But third, we also have to remember people do change. Can we be outraged over a sin? Yes. But what if a person says “I made a mistake, I’ve learned from it.”? We must remember that it’s easy to get outraged about things that come to light, and in the day of social media it’s easy for a person’s past to come back and bite them. But are we open to people changing? When things come to light, we also need to be open to recognizing that people can change. As I’ve said before, if all moments of your life were on tape, how would that look if someone took a few minutes or even seconds and that now defined you?
Lastly, as I said we must be people of action too. As someone who has always been fond of history, I’ve often wondered why there was at times such a lack of outrage at various points. Today, how can so many say “I’m against abortion and would never consider it, but who am I to tell someone what to do with their body?” There are indeed things that should make us angry, but the anger needs to lead to action.
My gut tells me that while a quick read of media outlets might make it seem like everyone is offended, as I said my sense is most people aren’t, and some that do get offended don’t get offended at the right things. Hearing confessions now for 12 years and going to confession for about 33 years now, I can assure you we all do things we aren’t proud of. God wasn’t offended though by our sinfulness; He chose to act and become one of us and suffer and die for us all.
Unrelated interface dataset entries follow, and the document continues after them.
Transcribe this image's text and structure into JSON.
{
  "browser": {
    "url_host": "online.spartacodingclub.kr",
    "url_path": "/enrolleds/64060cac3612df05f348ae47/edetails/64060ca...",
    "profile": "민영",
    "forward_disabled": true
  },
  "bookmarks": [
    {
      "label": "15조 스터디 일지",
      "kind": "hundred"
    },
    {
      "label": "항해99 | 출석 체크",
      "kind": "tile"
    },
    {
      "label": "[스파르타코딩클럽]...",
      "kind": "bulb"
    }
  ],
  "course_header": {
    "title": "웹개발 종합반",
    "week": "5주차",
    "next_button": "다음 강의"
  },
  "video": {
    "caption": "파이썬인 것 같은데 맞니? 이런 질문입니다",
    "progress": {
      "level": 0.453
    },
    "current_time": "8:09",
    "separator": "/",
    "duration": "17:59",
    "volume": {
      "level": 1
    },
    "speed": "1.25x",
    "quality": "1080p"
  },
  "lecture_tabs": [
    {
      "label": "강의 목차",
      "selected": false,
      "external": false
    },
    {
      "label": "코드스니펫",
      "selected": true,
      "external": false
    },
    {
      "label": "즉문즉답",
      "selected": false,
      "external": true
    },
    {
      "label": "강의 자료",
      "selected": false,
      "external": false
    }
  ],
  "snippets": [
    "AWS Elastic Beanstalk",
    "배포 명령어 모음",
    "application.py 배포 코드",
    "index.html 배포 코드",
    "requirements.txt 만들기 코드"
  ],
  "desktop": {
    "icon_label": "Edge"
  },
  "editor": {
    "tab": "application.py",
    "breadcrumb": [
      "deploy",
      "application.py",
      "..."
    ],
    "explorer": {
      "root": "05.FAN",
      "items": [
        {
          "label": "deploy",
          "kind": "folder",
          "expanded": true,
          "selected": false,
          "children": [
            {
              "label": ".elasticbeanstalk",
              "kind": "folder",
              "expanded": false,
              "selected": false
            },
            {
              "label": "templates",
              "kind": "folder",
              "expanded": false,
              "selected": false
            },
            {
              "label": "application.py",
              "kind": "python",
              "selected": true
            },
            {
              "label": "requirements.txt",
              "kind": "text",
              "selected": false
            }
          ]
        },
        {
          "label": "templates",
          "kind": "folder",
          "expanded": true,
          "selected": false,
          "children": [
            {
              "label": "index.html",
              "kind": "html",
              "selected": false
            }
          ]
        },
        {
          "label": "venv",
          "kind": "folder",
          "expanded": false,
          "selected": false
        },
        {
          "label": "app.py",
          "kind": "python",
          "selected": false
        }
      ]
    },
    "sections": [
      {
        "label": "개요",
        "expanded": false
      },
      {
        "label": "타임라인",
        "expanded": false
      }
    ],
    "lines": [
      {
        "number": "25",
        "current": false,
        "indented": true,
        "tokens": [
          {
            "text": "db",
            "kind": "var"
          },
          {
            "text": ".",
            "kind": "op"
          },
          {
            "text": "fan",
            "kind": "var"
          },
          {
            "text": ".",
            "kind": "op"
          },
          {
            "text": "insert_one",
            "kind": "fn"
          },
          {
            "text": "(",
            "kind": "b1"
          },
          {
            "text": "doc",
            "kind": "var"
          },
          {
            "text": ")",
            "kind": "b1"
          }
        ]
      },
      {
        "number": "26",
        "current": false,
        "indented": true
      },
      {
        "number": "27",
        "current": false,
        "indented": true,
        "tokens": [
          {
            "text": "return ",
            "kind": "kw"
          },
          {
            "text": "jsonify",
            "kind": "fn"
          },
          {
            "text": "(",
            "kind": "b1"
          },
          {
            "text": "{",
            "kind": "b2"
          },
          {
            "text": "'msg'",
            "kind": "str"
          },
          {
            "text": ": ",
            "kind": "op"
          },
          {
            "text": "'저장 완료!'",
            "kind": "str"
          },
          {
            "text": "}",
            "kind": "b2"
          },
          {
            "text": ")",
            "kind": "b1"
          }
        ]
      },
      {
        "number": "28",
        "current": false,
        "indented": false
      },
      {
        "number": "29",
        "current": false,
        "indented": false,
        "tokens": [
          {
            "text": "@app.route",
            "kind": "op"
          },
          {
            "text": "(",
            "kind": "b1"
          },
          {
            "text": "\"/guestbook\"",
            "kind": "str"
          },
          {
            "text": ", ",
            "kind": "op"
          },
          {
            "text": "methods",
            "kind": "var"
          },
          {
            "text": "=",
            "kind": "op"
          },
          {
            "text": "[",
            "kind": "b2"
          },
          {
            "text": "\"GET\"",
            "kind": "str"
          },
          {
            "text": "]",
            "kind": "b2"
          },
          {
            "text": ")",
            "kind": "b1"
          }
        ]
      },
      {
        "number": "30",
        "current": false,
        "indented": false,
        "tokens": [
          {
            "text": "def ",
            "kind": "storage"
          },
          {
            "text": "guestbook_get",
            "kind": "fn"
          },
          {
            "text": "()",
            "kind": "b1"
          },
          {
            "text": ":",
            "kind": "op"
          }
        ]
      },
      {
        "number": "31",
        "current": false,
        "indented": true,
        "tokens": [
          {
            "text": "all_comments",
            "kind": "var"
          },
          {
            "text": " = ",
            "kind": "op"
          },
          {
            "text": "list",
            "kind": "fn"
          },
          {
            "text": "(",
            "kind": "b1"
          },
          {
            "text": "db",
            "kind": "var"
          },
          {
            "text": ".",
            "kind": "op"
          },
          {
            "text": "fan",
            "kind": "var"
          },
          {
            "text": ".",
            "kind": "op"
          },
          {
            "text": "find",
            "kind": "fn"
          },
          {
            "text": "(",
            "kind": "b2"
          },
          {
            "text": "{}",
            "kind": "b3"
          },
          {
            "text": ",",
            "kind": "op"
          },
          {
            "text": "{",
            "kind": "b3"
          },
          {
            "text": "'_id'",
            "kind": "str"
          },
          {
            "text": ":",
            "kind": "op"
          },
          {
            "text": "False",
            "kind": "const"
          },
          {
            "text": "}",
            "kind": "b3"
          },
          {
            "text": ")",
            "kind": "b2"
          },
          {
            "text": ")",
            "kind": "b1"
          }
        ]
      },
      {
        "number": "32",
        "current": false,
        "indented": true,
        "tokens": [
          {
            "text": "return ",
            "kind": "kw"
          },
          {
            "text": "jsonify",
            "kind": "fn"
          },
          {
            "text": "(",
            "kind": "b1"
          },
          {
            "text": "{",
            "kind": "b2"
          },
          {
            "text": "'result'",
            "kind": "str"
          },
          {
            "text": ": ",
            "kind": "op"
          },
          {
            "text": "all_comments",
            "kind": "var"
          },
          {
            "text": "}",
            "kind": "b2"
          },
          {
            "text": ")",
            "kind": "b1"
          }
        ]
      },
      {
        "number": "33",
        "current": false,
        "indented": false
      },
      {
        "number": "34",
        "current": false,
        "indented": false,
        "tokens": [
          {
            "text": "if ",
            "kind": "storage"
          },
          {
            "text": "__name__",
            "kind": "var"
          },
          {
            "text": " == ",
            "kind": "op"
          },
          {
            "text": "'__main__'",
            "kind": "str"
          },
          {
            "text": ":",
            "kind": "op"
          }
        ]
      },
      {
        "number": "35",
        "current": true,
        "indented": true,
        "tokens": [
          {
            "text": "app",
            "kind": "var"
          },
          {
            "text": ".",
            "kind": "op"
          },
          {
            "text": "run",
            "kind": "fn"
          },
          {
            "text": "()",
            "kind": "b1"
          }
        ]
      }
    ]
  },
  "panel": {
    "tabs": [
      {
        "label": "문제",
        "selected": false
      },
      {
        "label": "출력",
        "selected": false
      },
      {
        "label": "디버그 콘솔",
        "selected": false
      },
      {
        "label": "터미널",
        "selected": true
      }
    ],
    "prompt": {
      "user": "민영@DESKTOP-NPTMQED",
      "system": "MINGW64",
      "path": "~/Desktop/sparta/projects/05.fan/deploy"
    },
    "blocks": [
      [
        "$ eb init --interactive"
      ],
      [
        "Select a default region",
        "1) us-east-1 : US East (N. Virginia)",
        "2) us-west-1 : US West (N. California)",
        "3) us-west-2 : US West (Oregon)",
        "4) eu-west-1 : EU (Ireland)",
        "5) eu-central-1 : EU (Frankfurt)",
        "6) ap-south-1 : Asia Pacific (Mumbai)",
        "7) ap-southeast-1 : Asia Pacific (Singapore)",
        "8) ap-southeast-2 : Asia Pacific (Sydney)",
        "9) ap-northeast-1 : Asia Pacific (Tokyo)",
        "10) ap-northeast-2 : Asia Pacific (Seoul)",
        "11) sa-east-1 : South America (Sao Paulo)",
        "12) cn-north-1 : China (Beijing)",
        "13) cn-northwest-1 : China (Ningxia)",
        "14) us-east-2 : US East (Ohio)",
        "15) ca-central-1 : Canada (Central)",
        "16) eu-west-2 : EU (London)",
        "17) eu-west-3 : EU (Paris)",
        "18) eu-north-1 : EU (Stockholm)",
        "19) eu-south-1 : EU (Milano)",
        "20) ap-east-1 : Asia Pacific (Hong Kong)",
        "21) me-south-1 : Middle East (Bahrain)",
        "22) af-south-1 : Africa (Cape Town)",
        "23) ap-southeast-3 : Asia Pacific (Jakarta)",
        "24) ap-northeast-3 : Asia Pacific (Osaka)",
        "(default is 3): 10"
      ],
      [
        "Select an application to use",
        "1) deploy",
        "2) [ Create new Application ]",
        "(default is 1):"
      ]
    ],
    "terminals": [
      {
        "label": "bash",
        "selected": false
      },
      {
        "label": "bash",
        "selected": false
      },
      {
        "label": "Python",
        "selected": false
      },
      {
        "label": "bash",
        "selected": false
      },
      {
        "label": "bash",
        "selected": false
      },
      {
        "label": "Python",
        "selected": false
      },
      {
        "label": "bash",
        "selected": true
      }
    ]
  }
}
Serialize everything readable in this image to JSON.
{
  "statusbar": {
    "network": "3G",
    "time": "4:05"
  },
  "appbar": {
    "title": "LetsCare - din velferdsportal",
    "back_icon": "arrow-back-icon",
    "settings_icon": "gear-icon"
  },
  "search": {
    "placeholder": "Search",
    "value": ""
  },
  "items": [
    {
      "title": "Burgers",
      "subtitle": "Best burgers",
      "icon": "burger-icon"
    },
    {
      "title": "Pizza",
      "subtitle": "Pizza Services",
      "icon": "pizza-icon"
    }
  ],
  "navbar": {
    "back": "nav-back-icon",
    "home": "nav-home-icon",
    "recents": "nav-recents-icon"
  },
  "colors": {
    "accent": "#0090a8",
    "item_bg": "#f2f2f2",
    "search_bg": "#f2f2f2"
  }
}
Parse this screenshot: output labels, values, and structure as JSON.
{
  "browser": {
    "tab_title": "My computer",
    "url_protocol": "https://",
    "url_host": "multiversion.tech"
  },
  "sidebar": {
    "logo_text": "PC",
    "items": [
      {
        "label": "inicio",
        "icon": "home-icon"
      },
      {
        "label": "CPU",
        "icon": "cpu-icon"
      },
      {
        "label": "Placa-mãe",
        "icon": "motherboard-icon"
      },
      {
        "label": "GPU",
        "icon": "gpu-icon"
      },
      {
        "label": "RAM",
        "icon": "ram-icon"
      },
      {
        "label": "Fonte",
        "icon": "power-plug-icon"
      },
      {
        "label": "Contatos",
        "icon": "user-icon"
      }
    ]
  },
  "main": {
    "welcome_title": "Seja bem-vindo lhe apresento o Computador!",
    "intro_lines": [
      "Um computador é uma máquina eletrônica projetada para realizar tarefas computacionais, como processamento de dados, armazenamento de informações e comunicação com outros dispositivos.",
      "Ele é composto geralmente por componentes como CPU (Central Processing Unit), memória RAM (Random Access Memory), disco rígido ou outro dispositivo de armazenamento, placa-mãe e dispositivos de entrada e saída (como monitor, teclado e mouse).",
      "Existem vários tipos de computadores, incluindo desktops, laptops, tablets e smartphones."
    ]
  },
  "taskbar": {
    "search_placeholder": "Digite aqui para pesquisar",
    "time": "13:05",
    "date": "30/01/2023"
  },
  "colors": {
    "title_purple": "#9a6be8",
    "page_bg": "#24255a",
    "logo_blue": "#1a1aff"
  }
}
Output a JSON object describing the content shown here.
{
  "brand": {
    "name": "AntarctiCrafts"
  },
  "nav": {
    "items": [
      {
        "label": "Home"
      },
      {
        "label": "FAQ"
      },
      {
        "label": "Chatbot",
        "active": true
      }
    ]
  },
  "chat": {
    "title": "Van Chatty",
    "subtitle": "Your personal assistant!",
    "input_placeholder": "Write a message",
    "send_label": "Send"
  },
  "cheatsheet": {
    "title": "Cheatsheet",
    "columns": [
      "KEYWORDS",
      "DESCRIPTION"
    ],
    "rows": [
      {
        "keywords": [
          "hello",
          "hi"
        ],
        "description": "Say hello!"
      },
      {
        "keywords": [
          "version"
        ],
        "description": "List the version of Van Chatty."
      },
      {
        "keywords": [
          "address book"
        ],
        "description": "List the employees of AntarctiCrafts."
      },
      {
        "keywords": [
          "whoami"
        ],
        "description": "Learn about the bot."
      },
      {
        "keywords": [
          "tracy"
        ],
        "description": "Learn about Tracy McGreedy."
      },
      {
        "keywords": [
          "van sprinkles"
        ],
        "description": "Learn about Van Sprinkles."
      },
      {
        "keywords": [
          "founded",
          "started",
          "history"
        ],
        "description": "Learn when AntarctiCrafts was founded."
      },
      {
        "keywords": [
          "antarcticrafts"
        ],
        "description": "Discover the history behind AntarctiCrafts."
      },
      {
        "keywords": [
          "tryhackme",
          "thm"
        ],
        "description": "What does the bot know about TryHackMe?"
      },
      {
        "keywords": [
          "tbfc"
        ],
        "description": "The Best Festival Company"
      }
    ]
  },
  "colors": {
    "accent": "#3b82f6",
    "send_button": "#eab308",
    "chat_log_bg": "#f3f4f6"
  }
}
Outrage has it’s place – but hopefully it always leads to change, where we are angry at some of the things we do and some of the things that others do, but do not wallow in shame or anger, but use God’s grace to replace hate with love, despair with hope, and anger with peace. Shouting on social media may be all well and fine, but far better is conversion and learning from mistakes we make and recognizing evil so it can lead to true conversion and change.
God’s blessings to you this week,